Here's a fun fact: the Tampa Bay Buccaneers have eight Rutgers players on their roster, tied with the New England Patriots for most Rutgers players on any NFL roster. In fact, according to NFL.com, that's more players from the same college than any other NFL/college team connection. That's a bit surprising for a small team like Rutgers, but it makes some sense. Greg Schiano, of course, coached at Rutgers and became good friends with Bill Belichick, in part because his son played Lacrosse at Rutgers.
There's a striking difference between the Patriots' investment in Rutgers players and the Bucs', though. The Patriots have used lots and lots of draft picks on Rutgers players. Devin McCourty was the highest draft pick until this year, when the Patriots used three draft picks on Rutgers players, two of them in the third round. That investment pales in comparison to the Bucs' investment in Rutgers players, which mostly consists of cutting them after training camp.
Aside from Jeremy Zuttah, who was drafted four years before Greg Schiano became the team's head coach, every other Rutgers player on the roster was an exceedingly cheap free agent.
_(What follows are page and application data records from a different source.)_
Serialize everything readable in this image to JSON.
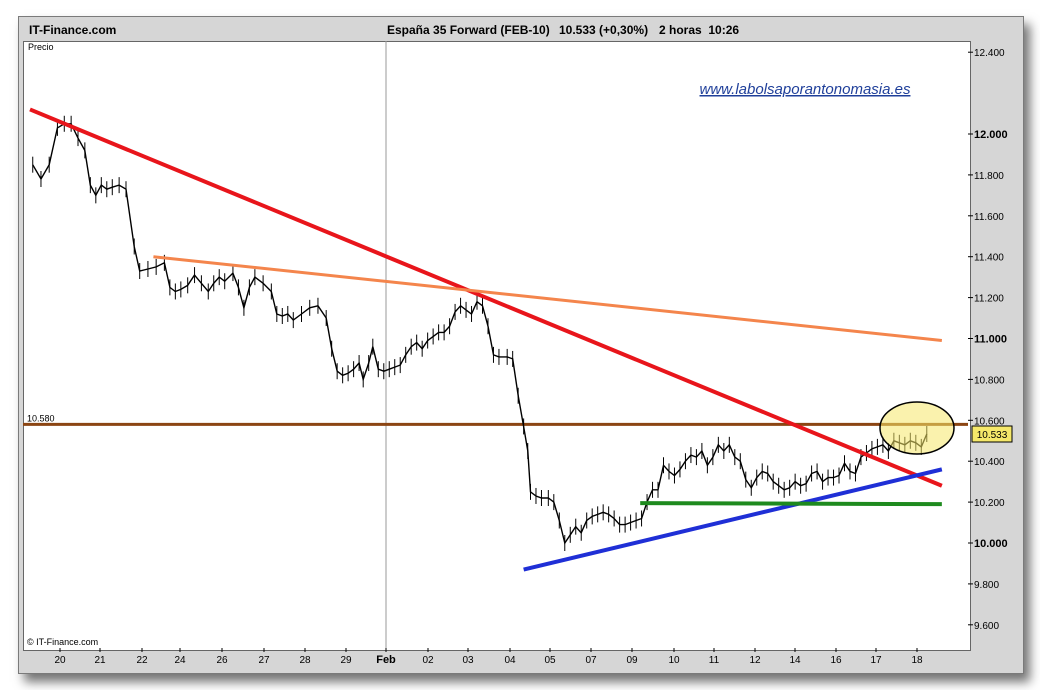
{
  "header": {
    "site": "IT-Finance.com",
    "instrument": "España 35 Forward (FEB-10)",
    "price_change": "10.533 (+0,30%)",
    "interval": "2 horas",
    "time": "10:26"
  },
  "watermark_url": "www.labolsaporantonomasia.es",
  "copyright": "© IT-Finance.com",
  "colors": {
    "price": "#000000",
    "downtrend": "#e8151b",
    "upper_trend": "#f4854c",
    "resistance": "#8b4513",
    "support": "#1e8a1e",
    "uptrend": "#1f2fd6",
    "highlight": "#f5e86a",
    "url": "#1f3f9a"
  },
  "chart_data": {
    "type": "line",
    "title": "España 35 Forward (FEB-10)",
    "ylabel": "Precio",
    "xlabel": "",
    "ylim": [
      9500,
      12500
    ],
    "x_ticks": [
      "20",
      "21",
      "22",
      "24",
      "26",
      "27",
      "28",
      "29",
      "Feb",
      "02",
      "03",
      "04",
      "05",
      "07",
      "09",
      "10",
      "11",
      "12",
      "14",
      "16",
      "17",
      "18"
    ],
    "y_ticks": [
      12400,
      12000,
      11800,
      11600,
      11400,
      11200,
      11000,
      10800,
      10600,
      10400,
      10200,
      10000,
      9800,
      9600
    ],
    "y_tick_labels": [
      "12.400",
      "12.000",
      "11.800",
      "11.600",
      "11.400",
      "11.200",
      "11.000",
      "10.800",
      "10.600",
      "10.400",
      "10.200",
      "10.000",
      "9.800",
      "9.600"
    ],
    "bold_ticks": [
      12000,
      11000,
      10000
    ],
    "last_price": 10533,
    "last_price_label": "10.533",
    "resistance_level": 10580,
    "resistance_label": "10.580",
    "grid": false,
    "series": [
      {
        "values": [
          [
            0.2,
            11850
          ],
          [
            0.8,
            11780
          ],
          [
            1.4,
            11850
          ],
          [
            2.0,
            12030
          ],
          [
            2.5,
            12050
          ],
          [
            3.0,
            12050
          ],
          [
            3.5,
            11980
          ],
          [
            4.0,
            11920
          ],
          [
            4.4,
            11750
          ],
          [
            4.8,
            11700
          ],
          [
            5.2,
            11750
          ],
          [
            5.6,
            11730
          ],
          [
            6.0,
            11740
          ],
          [
            6.5,
            11750
          ],
          [
            7.0,
            11730
          ],
          [
            7.6,
            11450
          ],
          [
            8.0,
            11330
          ],
          [
            8.6,
            11340
          ],
          [
            9.2,
            11350
          ],
          [
            9.8,
            11370
          ],
          [
            10.2,
            11250
          ],
          [
            10.6,
            11230
          ],
          [
            11.0,
            11240
          ],
          [
            11.5,
            11260
          ],
          [
            12.0,
            11310
          ],
          [
            12.5,
            11270
          ],
          [
            13.0,
            11230
          ],
          [
            13.4,
            11270
          ],
          [
            13.8,
            11300
          ],
          [
            14.2,
            11280
          ],
          [
            14.8,
            11320
          ],
          [
            15.2,
            11250
          ],
          [
            15.6,
            11150
          ],
          [
            16.0,
            11250
          ],
          [
            16.4,
            11300
          ],
          [
            17.0,
            11270
          ],
          [
            17.6,
            11230
          ],
          [
            18.0,
            11120
          ],
          [
            18.4,
            11110
          ],
          [
            18.8,
            11120
          ],
          [
            19.2,
            11090
          ],
          [
            19.8,
            11120
          ],
          [
            20.4,
            11150
          ],
          [
            21.0,
            11160
          ],
          [
            21.6,
            11100
          ],
          [
            22.0,
            10950
          ],
          [
            22.4,
            10840
          ],
          [
            22.8,
            10820
          ],
          [
            23.2,
            10830
          ],
          [
            23.6,
            10850
          ],
          [
            24.0,
            10880
          ],
          [
            24.3,
            10800
          ],
          [
            24.7,
            10880
          ],
          [
            25.0,
            10960
          ],
          [
            25.4,
            10850
          ],
          [
            25.8,
            10840
          ],
          [
            26.2,
            10850
          ],
          [
            26.6,
            10860
          ],
          [
            27.0,
            10870
          ],
          [
            27.4,
            10920
          ],
          [
            27.8,
            10960
          ],
          [
            28.2,
            10980
          ],
          [
            28.6,
            10950
          ],
          [
            29.0,
            10990
          ],
          [
            29.4,
            11010
          ],
          [
            29.8,
            11030
          ],
          [
            30.2,
            11030
          ],
          [
            30.6,
            11060
          ],
          [
            31.0,
            11130
          ],
          [
            31.4,
            11160
          ],
          [
            31.8,
            11140
          ],
          [
            32.2,
            11120
          ],
          [
            32.6,
            11180
          ],
          [
            33.0,
            11160
          ],
          [
            33.4,
            11060
          ],
          [
            33.8,
            10920
          ],
          [
            34.2,
            10910
          ],
          [
            34.8,
            10910
          ],
          [
            35.2,
            10900
          ],
          [
            35.6,
            10720
          ],
          [
            36.0,
            10570
          ],
          [
            36.3,
            10450
          ],
          [
            36.5,
            10250
          ],
          [
            36.9,
            10230
          ],
          [
            37.3,
            10220
          ],
          [
            37.8,
            10220
          ],
          [
            38.2,
            10200
          ],
          [
            38.6,
            10110
          ],
          [
            39.0,
            10000
          ],
          [
            39.4,
            10040
          ],
          [
            39.8,
            10080
          ],
          [
            40.2,
            10050
          ],
          [
            40.6,
            10110
          ],
          [
            41.0,
            10130
          ],
          [
            41.4,
            10140
          ],
          [
            41.8,
            10150
          ],
          [
            42.2,
            10140
          ],
          [
            42.6,
            10120
          ],
          [
            43.0,
            10090
          ],
          [
            43.4,
            10090
          ],
          [
            43.8,
            10100
          ],
          [
            44.2,
            10110
          ],
          [
            44.6,
            10120
          ],
          [
            45.0,
            10200
          ],
          [
            45.4,
            10260
          ],
          [
            45.8,
            10260
          ],
          [
            46.2,
            10380
          ],
          [
            46.6,
            10350
          ],
          [
            47.0,
            10330
          ],
          [
            47.4,
            10360
          ],
          [
            47.8,
            10400
          ],
          [
            48.2,
            10430
          ],
          [
            48.6,
            10420
          ],
          [
            49.0,
            10450
          ],
          [
            49.4,
            10380
          ],
          [
            49.8,
            10420
          ],
          [
            50.2,
            10480
          ],
          [
            50.6,
            10450
          ],
          [
            51.0,
            10480
          ],
          [
            51.4,
            10420
          ],
          [
            51.8,
            10400
          ],
          [
            52.2,
            10310
          ],
          [
            52.6,
            10270
          ],
          [
            53.0,
            10320
          ],
          [
            53.4,
            10350
          ],
          [
            53.8,
            10340
          ],
          [
            54.2,
            10300
          ],
          [
            54.6,
            10280
          ],
          [
            55.0,
            10260
          ],
          [
            55.4,
            10270
          ],
          [
            55.8,
            10300
          ],
          [
            56.2,
            10280
          ],
          [
            56.6,
            10290
          ],
          [
            57.0,
            10340
          ],
          [
            57.4,
            10350
          ],
          [
            57.8,
            10300
          ],
          [
            58.2,
            10320
          ],
          [
            58.6,
            10320
          ],
          [
            59.0,
            10330
          ],
          [
            59.4,
            10390
          ],
          [
            59.8,
            10350
          ],
          [
            60.2,
            10340
          ],
          [
            60.6,
            10420
          ],
          [
            61.0,
            10440
          ],
          [
            61.4,
            10460
          ],
          [
            61.8,
            10470
          ],
          [
            62.2,
            10480
          ],
          [
            62.6,
            10450
          ],
          [
            63.0,
            10500
          ],
          [
            63.4,
            10490
          ],
          [
            63.8,
            10480
          ],
          [
            64.2,
            10500
          ],
          [
            64.6,
            10490
          ],
          [
            65.0,
            10470
          ],
          [
            65.4,
            10533
          ]
        ]
      }
    ],
    "trendlines": [
      {
        "name": "downtrend",
        "from": [
          0.0,
          12120
        ],
        "to": [
          66.5,
          10280
        ]
      },
      {
        "name": "upper_trend",
        "from": [
          9.0,
          11400
        ],
        "to": [
          66.5,
          10990
        ]
      },
      {
        "name": "uptrend",
        "from": [
          36.0,
          9870
        ],
        "to": [
          66.5,
          10360
        ]
      },
      {
        "name": "support",
        "from": [
          44.5,
          10195
        ],
        "to": [
          66.5,
          10190
        ]
      }
    ]
  }
}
Most of them are unlikely to make the final roster. Indeed, aside from Zuttah only one other Rutgers player made the final roster last year in Gary Gibson, although Tiquan Underwood was re-signed two weeks into the season.
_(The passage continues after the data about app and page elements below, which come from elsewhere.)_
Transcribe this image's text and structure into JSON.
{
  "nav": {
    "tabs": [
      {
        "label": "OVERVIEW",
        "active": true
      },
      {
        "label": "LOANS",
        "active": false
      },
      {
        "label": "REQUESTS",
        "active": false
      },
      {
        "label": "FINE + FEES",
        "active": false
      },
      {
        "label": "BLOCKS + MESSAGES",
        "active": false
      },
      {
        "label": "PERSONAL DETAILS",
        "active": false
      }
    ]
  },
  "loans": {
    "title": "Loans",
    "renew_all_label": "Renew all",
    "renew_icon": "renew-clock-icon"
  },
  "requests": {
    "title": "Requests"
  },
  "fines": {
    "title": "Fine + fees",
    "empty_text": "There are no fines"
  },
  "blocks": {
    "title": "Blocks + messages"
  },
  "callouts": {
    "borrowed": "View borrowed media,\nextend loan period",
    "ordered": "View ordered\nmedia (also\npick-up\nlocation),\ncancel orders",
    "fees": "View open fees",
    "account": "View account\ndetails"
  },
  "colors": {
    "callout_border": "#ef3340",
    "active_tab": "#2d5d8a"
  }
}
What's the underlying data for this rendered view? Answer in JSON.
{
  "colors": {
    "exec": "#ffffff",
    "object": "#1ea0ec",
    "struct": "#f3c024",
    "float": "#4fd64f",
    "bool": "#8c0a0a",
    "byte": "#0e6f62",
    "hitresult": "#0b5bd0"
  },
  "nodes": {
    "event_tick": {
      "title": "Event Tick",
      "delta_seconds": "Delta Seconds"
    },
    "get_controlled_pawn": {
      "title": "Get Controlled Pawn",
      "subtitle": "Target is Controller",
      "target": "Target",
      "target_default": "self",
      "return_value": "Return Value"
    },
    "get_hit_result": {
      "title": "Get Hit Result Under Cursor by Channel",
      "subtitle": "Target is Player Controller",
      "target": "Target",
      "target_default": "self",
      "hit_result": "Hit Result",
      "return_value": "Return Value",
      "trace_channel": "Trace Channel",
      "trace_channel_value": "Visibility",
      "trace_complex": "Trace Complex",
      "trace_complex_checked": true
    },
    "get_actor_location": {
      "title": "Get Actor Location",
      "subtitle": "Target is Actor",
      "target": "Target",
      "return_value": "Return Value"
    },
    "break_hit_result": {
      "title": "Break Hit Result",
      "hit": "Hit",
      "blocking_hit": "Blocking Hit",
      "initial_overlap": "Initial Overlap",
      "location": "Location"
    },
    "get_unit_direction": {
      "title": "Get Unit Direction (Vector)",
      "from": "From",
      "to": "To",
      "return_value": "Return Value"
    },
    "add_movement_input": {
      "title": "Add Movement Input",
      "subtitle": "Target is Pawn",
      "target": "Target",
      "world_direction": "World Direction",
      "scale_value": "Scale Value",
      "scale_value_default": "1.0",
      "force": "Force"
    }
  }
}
There's little reason to think this year will be different. Andrew DePaolo is fighting long-time longsnapper Andrew Economos for a roster spot. The two undrafted rookies Ka'lial Glaud and Tim Wright have many players to beat out to be on the roster at linebacker and receiver respectively. Brian Leonard has to compete with Mike James and Michael Smith for a backup spot at running back. Desmond Wynn is fighting for a backup spot at offensive guard. Even Gary Gibson who played well at nose tackle last season is far from guaranteed a roster spot, as he faces competition from Akeem Spence and Derek Landri. It shouldn't surprise anyone if the Buccaneers start the season with Jeremy Zuttah as their only Rutgers player on the roster.
In all, the Buccaneers haven't invested much in their Rutgers players and the connection here is one we see more often among college coaches who come to the NFL: they like to give their former players a chance, but that chance won't get them very far if they don't perform. That's what we saw with Pete Carroll in Seattle, too, who gave a lot of his former players a chance -- and then promptly cut them. The Seahawks currently have four USC players on the roster, with only Anthony McCoy being more than a special teamer.
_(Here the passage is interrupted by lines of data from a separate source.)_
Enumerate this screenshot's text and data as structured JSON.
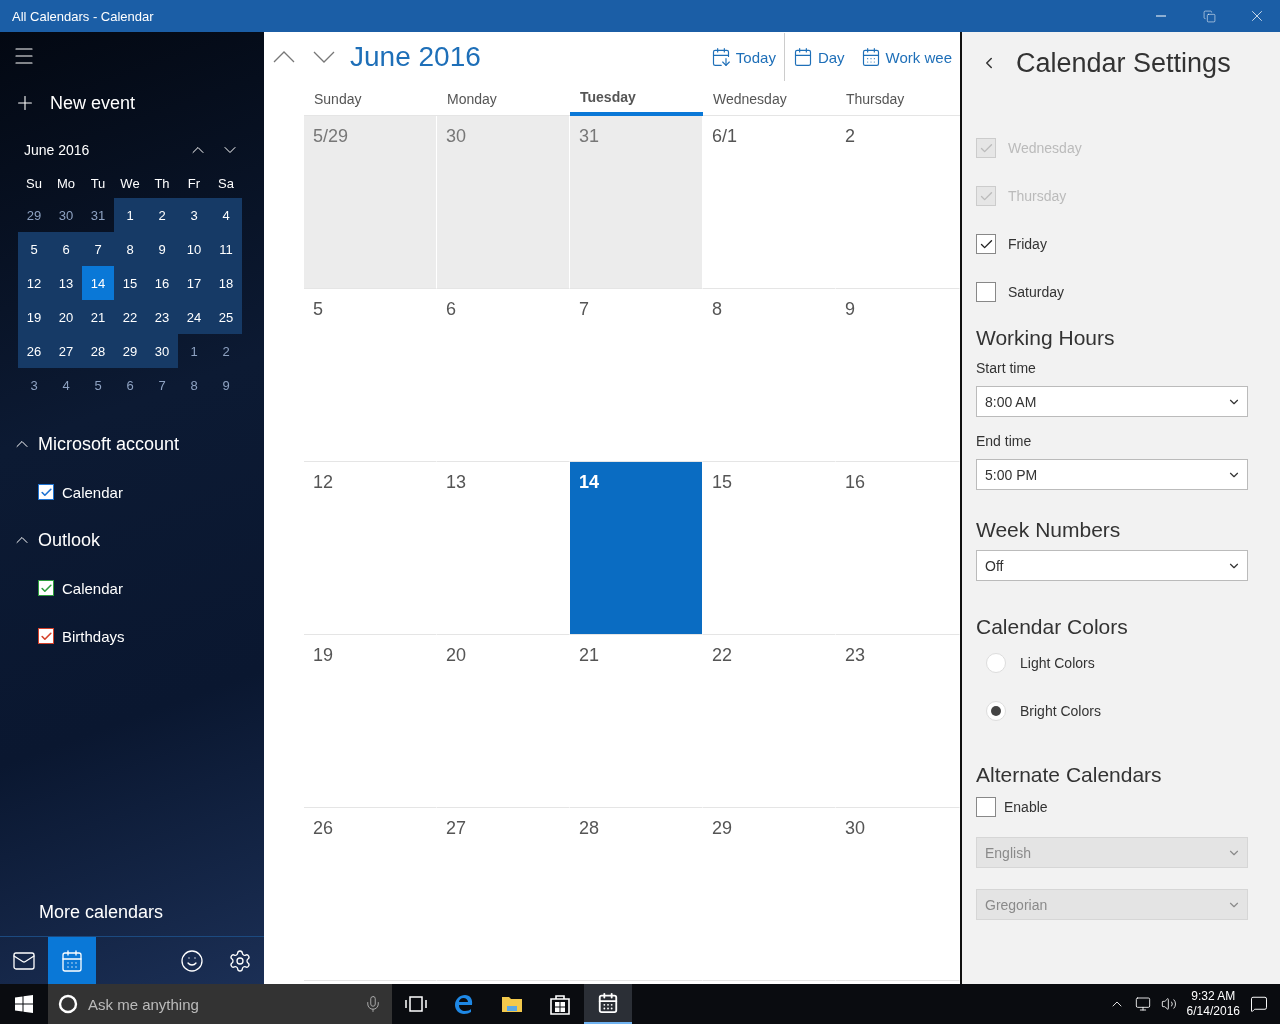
{
  "window": {
    "title": "All Calendars - Calendar"
  },
  "sidebar": {
    "new_event": "New event",
    "mini_calendar": {
      "month": "June 2016",
      "weekdays": [
        "Su",
        "Mo",
        "Tu",
        "We",
        "Th",
        "Fr",
        "Sa"
      ],
      "days": [
        {
          "label": "29",
          "in_month": false,
          "selected": false
        },
        {
          "label": "30",
          "in_month": false,
          "selected": false
        },
        {
          "label": "31",
          "in_month": false,
          "selected": false
        },
        {
          "label": "1",
          "in_month": true,
          "selected": false
        },
        {
          "label": "2",
          "in_month": true,
          "selected": false
        },
        {
          "label": "3",
          "in_month": true,
          "selected": false
        },
        {
          "label": "4",
          "in_month": true,
          "selected": false
        },
        {
          "label": "5",
          "in_month": true,
          "selected": false
        },
        {
          "label": "6",
          "in_month": true,
          "selected": false
        },
        {
          "label": "7",
          "in_month": true,
          "selected": false
        },
        {
          "label": "8",
          "in_month": true,
          "selected": false
        },
        {
          "label": "9",
          "in_month": true,
          "selected": false
        },
        {
          "label": "10",
          "in_month": true,
          "selected": false
        },
        {
          "label": "11",
          "in_month": true,
          "selected": false
        },
        {
          "label": "12",
          "in_month": true,
          "selected": false
        },
        {
          "label": "13",
          "in_month": true,
          "selected": false
        },
        {
          "label": "14",
          "in_month": true,
          "selected": true
        },
        {
          "label": "15",
          "in_month": true,
          "selected": false
        },
        {
          "label": "16",
          "in_month": true,
          "selected": false
        },
        {
          "label": "17",
          "in_month": true,
          "selected": false
        },
        {
          "label": "18",
          "in_month": true,
          "selected": false
        },
        {
          "label": "19",
          "in_month": true,
          "selected": false
        },
        {
          "label": "20",
          "in_month": true,
          "selected": false
        },
        {
          "label": "21",
          "in_month": true,
          "selected": false
        },
        {
          "label": "22",
          "in_month": true,
          "selected": false
        },
        {
          "label": "23",
          "in_month": true,
          "selected": false
        },
        {
          "label": "24",
          "in_month": true,
          "selected": false
        },
        {
          "label": "25",
          "in_month": true,
          "selected": false
        },
        {
          "label": "26",
          "in_month": true,
          "selected": false
        },
        {
          "label": "27",
          "in_month": true,
          "selected": false
        },
        {
          "label": "28",
          "in_month": true,
          "selected": false
        },
        {
          "label": "29",
          "in_month": true,
          "selected": false
        },
        {
          "label": "30",
          "in_month": true,
          "selected": false
        },
        {
          "label": "1",
          "in_month": false,
          "selected": false
        },
        {
          "label": "2",
          "in_month": false,
          "selected": false
        },
        {
          "label": "3",
          "in_month": false,
          "selected": false
        },
        {
          "label": "4",
          "in_month": false,
          "selected": false
        },
        {
          "label": "5",
          "in_month": false,
          "selected": false
        },
        {
          "label": "6",
          "in_month": false,
          "selected": false
        },
        {
          "label": "7",
          "in_month": false,
          "selected": false
        },
        {
          "label": "8",
          "in_month": false,
          "selected": false
        },
        {
          "label": "9",
          "in_month": false,
          "selected": false
        }
      ]
    },
    "accounts": [
      {
        "name": "Microsoft account",
        "expanded": true,
        "calendars": [
          {
            "name": "Calendar",
            "checked": true,
            "color": "#1e73d2"
          }
        ]
      },
      {
        "name": "Outlook",
        "expanded": true,
        "calendars": [
          {
            "name": "Calendar",
            "checked": true,
            "color": "#2e9e3e"
          },
          {
            "name": "Birthdays",
            "checked": true,
            "color": "#d4402a"
          }
        ]
      }
    ],
    "more_calendars": "More calendars",
    "nav": [
      {
        "kind": "mail",
        "selected": false
      },
      {
        "kind": "calendar",
        "selected": true
      },
      {
        "kind": "feedback",
        "selected": false
      },
      {
        "kind": "settings",
        "selected": false
      }
    ]
  },
  "main": {
    "title": "June 2016",
    "views": [
      {
        "kind": "today",
        "label": "Today"
      },
      {
        "kind": "day",
        "label": "Day"
      },
      {
        "kind": "workweek",
        "label": "Work wee"
      }
    ],
    "day_headers": [
      {
        "label": "Sunday",
        "selected": false
      },
      {
        "label": "Monday",
        "selected": false
      },
      {
        "label": "Tuesday",
        "selected": true
      },
      {
        "label": "Wednesday",
        "selected": false
      },
      {
        "label": "Thursday",
        "selected": false
      }
    ],
    "weeks": [
      [
        {
          "label": "5/29",
          "in_month": false,
          "today": false
        },
        {
          "label": "30",
          "in_month": false,
          "today": false
        },
        {
          "label": "31",
          "in_month": false,
          "today": false
        },
        {
          "label": "6/1",
          "in_month": true,
          "today": false
        },
        {
          "label": "2",
          "in_month": true,
          "today": false
        }
      ],
      [
        {
          "label": "5",
          "in_month": true,
          "today": false
        },
        {
          "label": "6",
          "in_month": true,
          "today": false
        },
        {
          "label": "7",
          "in_month": true,
          "today": false
        },
        {
          "label": "8",
          "in_month": true,
          "today": false
        },
        {
          "label": "9",
          "in_month": true,
          "today": false
        }
      ],
      [
        {
          "label": "12",
          "in_month": true,
          "today": false
        },
        {
          "label": "13",
          "in_month": true,
          "today": false
        },
        {
          "label": "14",
          "in_month": true,
          "today": true
        },
        {
          "label": "15",
          "in_month": true,
          "today": false
        },
        {
          "label": "16",
          "in_month": true,
          "today": false
        }
      ],
      [
        {
          "label": "19",
          "in_month": true,
          "today": false
        },
        {
          "label": "20",
          "in_month": true,
          "today": false
        },
        {
          "label": "21",
          "in_month": true,
          "today": false
        },
        {
          "label": "22",
          "in_month": true,
          "today": false
        },
        {
          "label": "23",
          "in_month": true,
          "today": false
        }
      ],
      [
        {
          "label": "26",
          "in_month": true,
          "today": false
        },
        {
          "label": "27",
          "in_month": true,
          "today": false
        },
        {
          "label": "28",
          "in_month": true,
          "today": false
        },
        {
          "label": "29",
          "in_month": true,
          "today": false
        },
        {
          "label": "30",
          "in_month": true,
          "today": false
        }
      ]
    ]
  },
  "settings": {
    "title": "Calendar Settings",
    "work_days": [
      {
        "label": "Wednesday",
        "checked": true,
        "disabled": true
      },
      {
        "label": "Thursday",
        "checked": true,
        "disabled": true
      },
      {
        "label": "Friday",
        "checked": true,
        "disabled": false
      },
      {
        "label": "Saturday",
        "checked": false,
        "disabled": false
      }
    ],
    "working_hours": {
      "heading": "Working Hours",
      "start_label": "Start time",
      "start_value": "8:00 AM",
      "end_label": "End time",
      "end_value": "5:00 PM"
    },
    "week_numbers": {
      "heading": "Week Numbers",
      "value": "Off"
    },
    "calendar_colors": {
      "heading": "Calendar Colors",
      "options": [
        {
          "label": "Light Colors",
          "selected": false
        },
        {
          "label": "Bright Colors",
          "selected": true
        }
      ]
    },
    "alternate_calendars": {
      "heading": "Alternate Calendars",
      "enable": {
        "label": "Enable",
        "checked": false
      },
      "language": {
        "value": "English",
        "disabled": true
      },
      "system": {
        "value": "Gregorian",
        "disabled": true
      }
    }
  },
  "taskbar": {
    "search_placeholder": "Ask me anything",
    "apps": [
      {
        "kind": "taskview",
        "selected": false
      },
      {
        "kind": "browser",
        "selected": false
      },
      {
        "kind": "folder",
        "selected": false
      },
      {
        "kind": "store",
        "selected": false
      },
      {
        "kind": "calendar",
        "selected": true
      }
    ],
    "time": "9:32 AM",
    "date": "6/14/2016"
  }
}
Casual observation says that college coaches instead take a liking to players who beat or spurned them in college. At least, that's what we can see with Greg Schiano so far, who drafted two West Virginia players last year after he was never able to beat West Virginia in college - not once in over a decade of games. The Bucs drafted Mike Glennon this year, and Schiano repeatedly talked about how he tried (and failed) recruit the quarterback in college. Of course, I can't prove this theory beyond drawing a few lines -- but I still like the theory.